In the afterglow of a three-game weekend sweep of the World Series Champions, St. Louis Cardinals, fans of the New York Mets woke up this morning to the news that Bill Maher is a minority owner of the Mets franchise.
Maher is a comedian with political commentary laced through his routines. He’s a combination of Will Rogers, op-ed pieces for The New York Times, and an edgier White House Correspondents Dinner.
Baseball and show business is not a novel pairing, though. Bill Murray is a part-owner of the St. Paul Saints, a minor league team. Bob Hope had a stake in the Cleveland Indians. Bing Crosby owned a piece of the Pittsburgh Pirates. And CBS was the last owner of the New York Yankees until it sold the pinstriped franchise to a Cleveland shipbuilder named George Steinbrenner and several minority partners.
Maher’s entry into baseball team ownership piqued my curiosity regarding the absence of fellow comedian and Mets fan Jerry Seinfeld from the Mets ownership roster. Mr. Seinfeld undoubtedly has the resources necessary for a slice of the “Orange and Blue” thanks to syndication of Seinfeld that will likely be robust well into the 2020s.
Of course, in the alternative universe of Seinfeld, a Jerry Seinfeld ownership would cause havoc in Jerry’s home base of 129 West 81st Street, Apartment 5A, located on the Upper West Side of Manhattan.
Imagine that Jerry is flush with cash after the pilot for Jerry sells 100 million DVDs in Asia under the Super Terrific Happy Hour name. Of course, George Costanza cannot participate freely with his share of the profits as co-creator. He has a restrictive pre-nuptial agreement with his wife, Amanda.
In the story arc for a recent season of Curb Your Enthusiasm, we learned that George married Amanda some time after the “New York Four” went to prison in the Seinfeld finale, then created an iPhone application called the iToilet that linked a GPS to the nearest available restroom, and became a multi-millionaire.
But, George’s ignorance of common etiquette, for example, blowing his nose in a cloth napkin, led to Amanda divorcing him. During the marriage, George and Amanda invested with Bernie Madoff. After the divorce, George kept his investments with Madoff while Amanda wisely withdrew her money. So, George marries Amanda for a second time, presumably, for the money that he once had, but can no longer enjoy with a free reign.
With a wealth of baseball experience as the New York Yankees’ Assistant to the Traveling Secretary, George begs Jerry for a job with the Mets so he can recapture the sliver of self-respect that he once possessed.
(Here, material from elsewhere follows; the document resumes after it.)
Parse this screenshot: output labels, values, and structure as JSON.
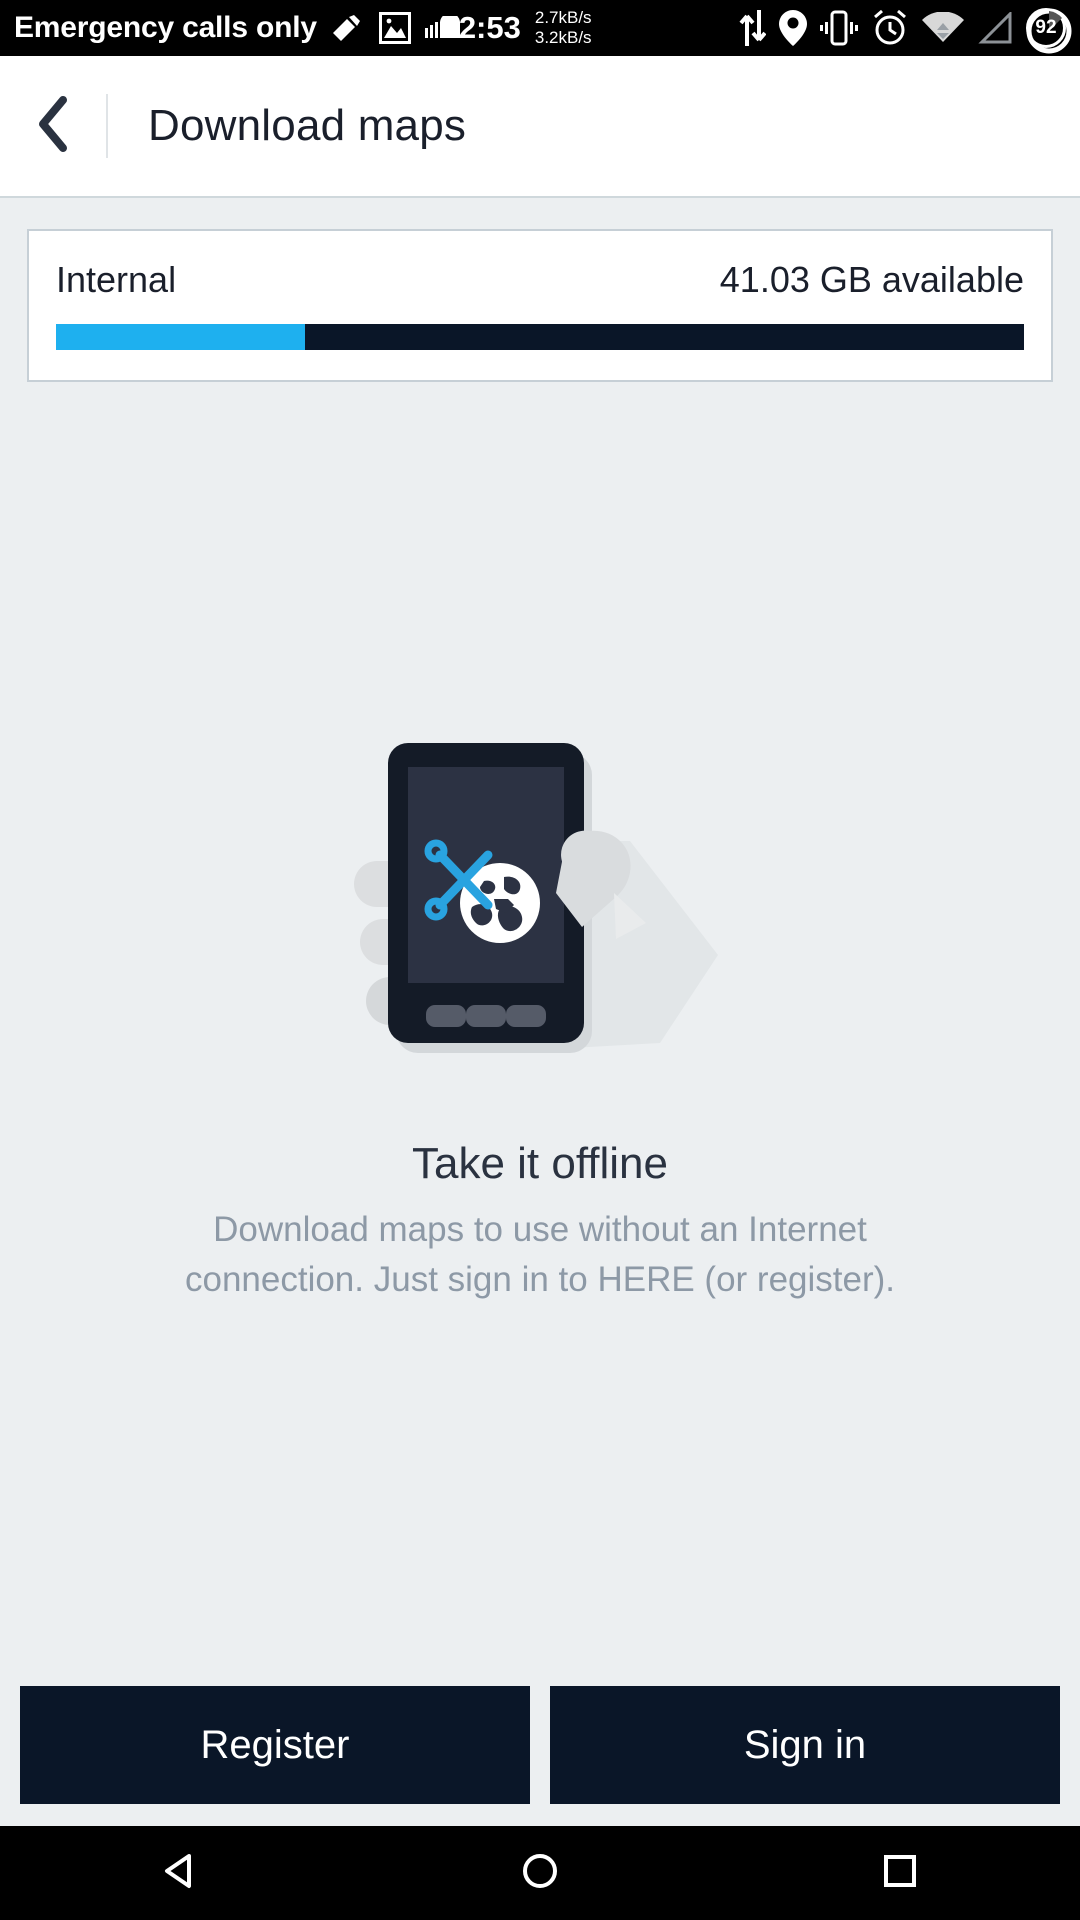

Kramer will also lobby Jerry to bring his ketchup-mustard combination idea to the concession stands at Citi Field.
And Elaine will pester Jerry to set her up with David Wright. Or R.A. Dickey. Or Mike Baxter.
I wonder if Keith Hernandez would get jealous.